Sales is notorious for being the most expensive yet least accountable department in just about any organization. It’s quite interesting to watch what happens when a sales manager increases rep accountability with a monthly territory review process.
Monthly territory reviews, one rep at a time, have always been a key fixture in our Sales Process Engineering engagements. Almost every time, the reps begin to surreptitiously refer to them as the “monthly beatings” or by some similar term of endearment. The level of accountability brought to bear is something new, something different, something unpleasant.
Two phenomena begin to kick in, however; one based on logic, the other on ego. After a while, the perception begins to change. (Follow the chart above.) Most often things get started when the boss asks for a forecast for the upcoming year. The normal response includes a quite eloquent explanation of why forecasting is not possible for this territory, because… Boss then asks if rep will cause sales in the territory to grow or decline vs. last year. Rep: Of course I’ll make it grow.
Boss: How much? 10%? 20%? Rep: Oh, I’d say at least 10%. Well, son of gun, it is possible to forecast out 12 months! That establishes the long term growth trend along with projected cash in-flow for the company and commission for the rep.
Now the next boss question… I just looked through the new “CRM” sales opportunity system and it doesn’t look like you have much going on. What are you working on to create that growth? Rep: Well, I haven’t exactly figured out where every dollar will come from. Boss: Oh. Then what’s the gap between what you have in your funnel and your forecast?
Rep: Let’s see… Based on the value of what’s there factored by odds to win and projected close date, I’m about $300K short. Boss: Does that mean since you typically close a third of what’s in your funnel you need to identify $900K worth of additional potential? Rep: Yep.

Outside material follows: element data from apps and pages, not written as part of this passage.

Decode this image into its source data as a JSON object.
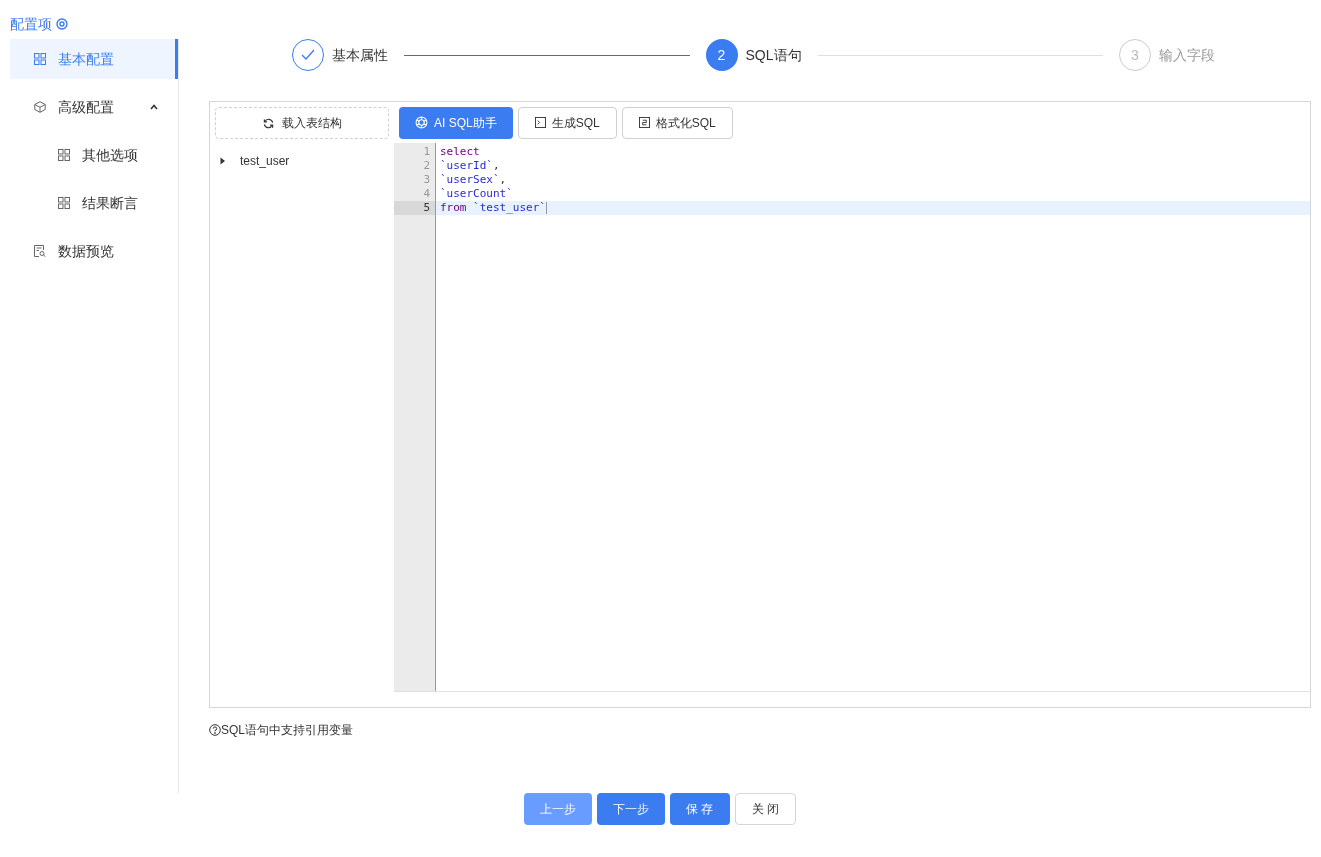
{
  "sidebar": {
    "title": "配置项",
    "items": [
      {
        "label": "基本配置",
        "kind": "grid",
        "selected": true
      },
      {
        "label": "高级配置",
        "kind": "cube",
        "selected": false,
        "expanded": true,
        "children": [
          {
            "label": "其他选项",
            "kind": "grid",
            "selected": false
          },
          {
            "label": "结果断言",
            "kind": "grid",
            "selected": false
          }
        ]
      },
      {
        "label": "数据预览",
        "kind": "preview",
        "selected": false
      }
    ]
  },
  "steps": [
    {
      "label": "基本属性",
      "done": true,
      "selected": false
    },
    {
      "number": "2",
      "label": "SQL语句",
      "done": false,
      "selected": true
    },
    {
      "number": "3",
      "label": "输入字段",
      "done": false,
      "selected": false
    }
  ],
  "table_panel": {
    "load_button": "载入表结构",
    "tree": [
      {
        "label": "test_user",
        "expanded": false
      }
    ]
  },
  "toolbar": [
    {
      "label": "AI SQL助手",
      "kind": "ai"
    },
    {
      "label": "生成SQL",
      "kind": "terminal"
    },
    {
      "label": "格式化SQL",
      "kind": "format"
    }
  ],
  "editor": {
    "lines": [
      {
        "number": "1",
        "selected": false,
        "tokens": [
          {
            "text": "select",
            "kind": "keyword"
          }
        ]
      },
      {
        "number": "2",
        "selected": false,
        "tokens": [
          {
            "text": "`userId`",
            "kind": "identifier"
          },
          {
            "text": ",",
            "kind": "plain"
          }
        ]
      },
      {
        "number": "3",
        "selected": false,
        "tokens": [
          {
            "text": "`userSex`",
            "kind": "identifier"
          },
          {
            "text": ",",
            "kind": "plain"
          }
        ]
      },
      {
        "number": "4",
        "selected": false,
        "tokens": [
          {
            "text": "`userCount`",
            "kind": "identifier"
          }
        ]
      },
      {
        "number": "5",
        "selected": true,
        "tokens": [
          {
            "text": "from",
            "kind": "keyword"
          },
          {
            "text": "`test_user`",
            "kind": "identifier",
            "space_before": true
          }
        ]
      }
    ]
  },
  "hint": "SQL语句中支持引用变量",
  "footer_buttons": [
    {
      "label": "上一步",
      "kind": "primary",
      "disabled": true
    },
    {
      "label": "下一步",
      "kind": "primary",
      "disabled": false
    },
    {
      "label": "保 存",
      "kind": "primary",
      "disabled": false
    },
    {
      "label": "关 闭",
      "kind": "default",
      "disabled": false
    }
  ]
}
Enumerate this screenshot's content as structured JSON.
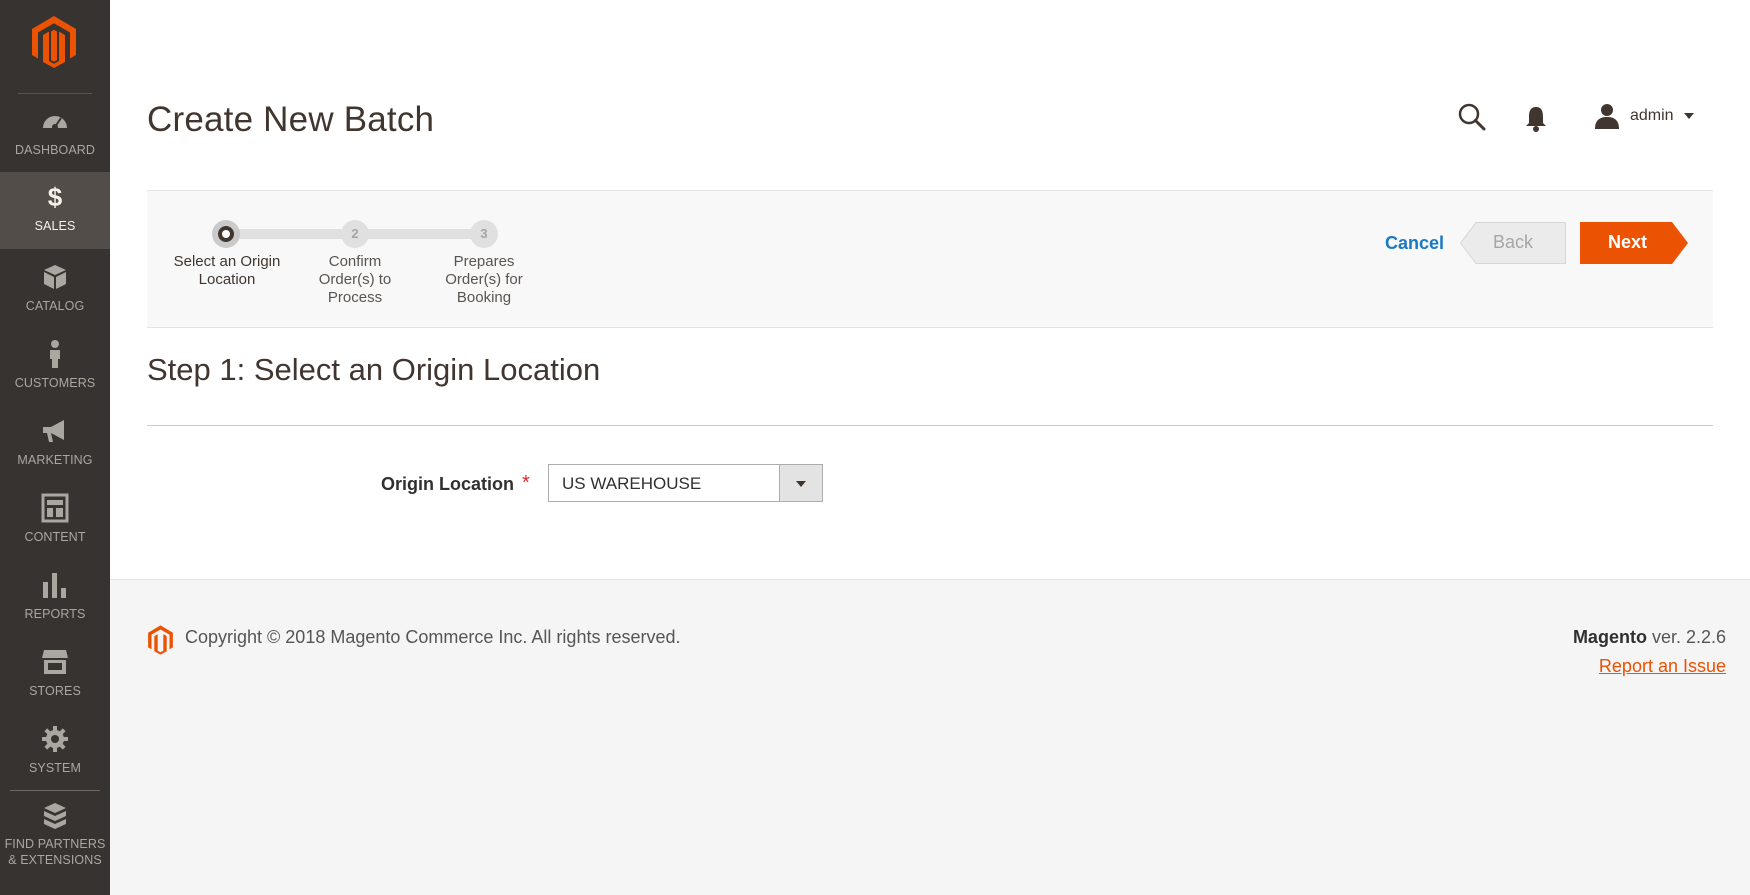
{
  "sidebar": {
    "items": [
      {
        "label": "DASHBOARD",
        "icon": "dashboard-icon"
      },
      {
        "label": "SALES",
        "icon": "dollar-icon"
      },
      {
        "label": "CATALOG",
        "icon": "cube-icon"
      },
      {
        "label": "CUSTOMERS",
        "icon": "person-icon"
      },
      {
        "label": "MARKETING",
        "icon": "megaphone-icon"
      },
      {
        "label": "CONTENT",
        "icon": "layout-icon"
      },
      {
        "label": "REPORTS",
        "icon": "bar-chart-icon"
      },
      {
        "label": "STORES",
        "icon": "storefront-icon"
      },
      {
        "label": "SYSTEM",
        "icon": "gear-icon"
      },
      {
        "label_line1": "FIND PARTNERS",
        "label_line2": "& EXTENSIONS",
        "icon": "boxes-icon"
      }
    ],
    "active": "SALES"
  },
  "header": {
    "title": "Create New Batch",
    "user": "admin"
  },
  "steps": [
    {
      "number": "",
      "label": "Select an Origin Location",
      "state": "current"
    },
    {
      "number": "2",
      "label": "Confirm Order(s) to Process",
      "state": "upcoming"
    },
    {
      "number": "3",
      "label": "Prepares Order(s) for Booking",
      "state": "upcoming"
    }
  ],
  "actions": {
    "cancel": "Cancel",
    "back": "Back",
    "next": "Next"
  },
  "form": {
    "heading": "Step 1: Select an Origin Location",
    "origin_label": "Origin Location",
    "required_mark": "*",
    "origin_value": "US WAREHOUSE"
  },
  "footer": {
    "copyright": "Copyright © 2018 Magento Commerce Inc. All rights reserved.",
    "brand": "Magento",
    "version": " ver. 2.2.6",
    "report": "Report an Issue"
  },
  "colors": {
    "accent": "#eb5202",
    "link": "#1979c3",
    "sidebar": "#373330"
  }
}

Boss: Hmmmm. Rep: Hey, no worries, I created this matrix in a spreadsheet. Each row has a customer and the columns show our major products and services. It’s easy to scan it to see what customers aren’t buying what from us …yet. It’s a great way to identify new opportunities. I also have a list – and it’s a really long list – of problems that we can solve with each product and service. I use it to put together my plan for topics to discuss with each customer. Not only that, since I know their businesses so well, I can make a pretty close estimate of how much money they’re throwing way by not using our stuff.
Boss: Gee, that sure sounds like a negative approach. I don’t think attacking a customer’s operation is too smart. Rep: The problem statement is only to quantify the amount of pain they have. I only talk about it long enough to make sure they know they’re hurting. As soon as that happens, I switch to value statement mode. With all the “pain” numbers already agreed to, the discussion instantly becomes focused on how much money we can save them.

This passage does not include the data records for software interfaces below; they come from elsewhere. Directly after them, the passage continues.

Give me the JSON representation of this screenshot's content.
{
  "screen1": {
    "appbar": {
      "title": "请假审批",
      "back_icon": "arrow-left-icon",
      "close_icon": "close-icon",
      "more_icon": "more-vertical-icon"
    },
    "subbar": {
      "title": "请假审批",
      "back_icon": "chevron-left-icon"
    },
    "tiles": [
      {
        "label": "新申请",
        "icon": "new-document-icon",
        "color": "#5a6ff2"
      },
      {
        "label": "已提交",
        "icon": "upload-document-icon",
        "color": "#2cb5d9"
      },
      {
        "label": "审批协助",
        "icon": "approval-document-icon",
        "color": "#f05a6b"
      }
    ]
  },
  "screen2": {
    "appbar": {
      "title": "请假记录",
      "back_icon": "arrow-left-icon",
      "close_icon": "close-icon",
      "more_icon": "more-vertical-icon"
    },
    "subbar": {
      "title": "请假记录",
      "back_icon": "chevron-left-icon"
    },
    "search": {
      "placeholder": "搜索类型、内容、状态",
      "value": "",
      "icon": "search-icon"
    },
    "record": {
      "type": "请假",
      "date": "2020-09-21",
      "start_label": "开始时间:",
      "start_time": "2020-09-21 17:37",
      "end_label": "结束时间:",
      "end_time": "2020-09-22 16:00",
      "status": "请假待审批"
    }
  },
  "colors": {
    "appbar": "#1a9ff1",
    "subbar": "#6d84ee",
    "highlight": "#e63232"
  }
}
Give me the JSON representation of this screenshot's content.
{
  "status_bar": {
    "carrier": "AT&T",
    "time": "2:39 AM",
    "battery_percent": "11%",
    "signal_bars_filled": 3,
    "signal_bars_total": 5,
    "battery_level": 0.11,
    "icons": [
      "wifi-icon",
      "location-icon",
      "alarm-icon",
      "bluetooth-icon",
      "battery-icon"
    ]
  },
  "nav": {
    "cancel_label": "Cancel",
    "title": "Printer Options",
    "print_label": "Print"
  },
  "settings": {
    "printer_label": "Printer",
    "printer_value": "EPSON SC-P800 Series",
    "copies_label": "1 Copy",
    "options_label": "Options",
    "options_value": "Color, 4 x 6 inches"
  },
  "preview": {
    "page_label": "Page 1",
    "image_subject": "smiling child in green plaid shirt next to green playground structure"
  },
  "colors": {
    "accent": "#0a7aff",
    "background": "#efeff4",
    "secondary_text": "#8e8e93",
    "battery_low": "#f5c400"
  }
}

Boss: I see. You know, if you use that quantified value statement as the opening line in your proposals, you’d get customers thinking about the business value we bring to the table. It would lead any follow-up conversations away from the product itself and reduce their tendency to go price shopping. Rep: What a great idea! (…like I didn’t think of that on my own…)
Boss: So how much new opportunity do you think you can identify before next month’s territory review? Rep: Well, if I had more tech support…

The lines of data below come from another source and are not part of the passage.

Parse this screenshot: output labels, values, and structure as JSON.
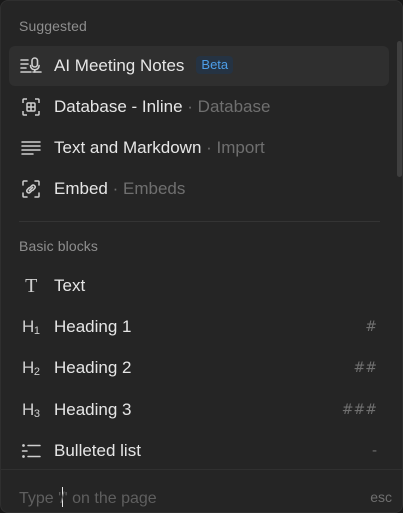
{
  "sections": {
    "suggested": "Suggested",
    "basic_blocks": "Basic blocks"
  },
  "suggested_items": [
    {
      "label": "AI Meeting Notes",
      "badge": "Beta",
      "icon": "meeting-notes-icon"
    },
    {
      "label": "Database - Inline",
      "separator": "·",
      "meta": "Database",
      "icon": "database-inline-icon"
    },
    {
      "label": "Text and Markdown",
      "separator": "·",
      "meta": "Import",
      "icon": "lines-icon"
    },
    {
      "label": "Embed",
      "separator": "·",
      "meta": "Embeds",
      "icon": "embed-link-icon"
    }
  ],
  "basic_items": [
    {
      "label": "Text",
      "icon_text": "T",
      "shortcut": "",
      "icon": "text-icon"
    },
    {
      "label": "Heading 1",
      "icon_text": "H",
      "icon_sub": "1",
      "shortcut": "#",
      "icon": "heading-1-icon"
    },
    {
      "label": "Heading 2",
      "icon_text": "H",
      "icon_sub": "2",
      "shortcut": "##",
      "icon": "heading-2-icon"
    },
    {
      "label": "Heading 3",
      "icon_text": "H",
      "icon_sub": "3",
      "shortcut": "###",
      "icon": "heading-3-icon"
    },
    {
      "label": "Bulleted list",
      "shortcut": "-",
      "icon": "bulleted-list-icon"
    }
  ],
  "footer": {
    "hint_before": "Type '",
    "hint_slash": "/",
    "hint_after": "' on the page",
    "esc": "esc"
  },
  "colors": {
    "background": "#252525",
    "selected": "#2f2f2f",
    "badge_bg": "#253343",
    "badge_text": "#4d9ee8"
  }
}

You can fill in the rest of the conversation yourself. Here are the key points:
- All reps hate the accountability of monthly reviews (…for a while)
- No rep (that you haven’t already fired) will agree that he or she just doesn’t have what it takes to grow a territory
- The logic of the “Monthly Beating” process is rock-solid
And one final note. Sometimes quickly and sometimes slowly, reps come to the realization that they really cannot do their sales job effectively without the discipline of a recurring opportunity ==> goal ==> forecast ==> $ gap ==> product/service gap ==> problem quantification ==> value quantification review.
Added accountability only fails to generate more revenue when a sales manager lacks the toughness to implement it.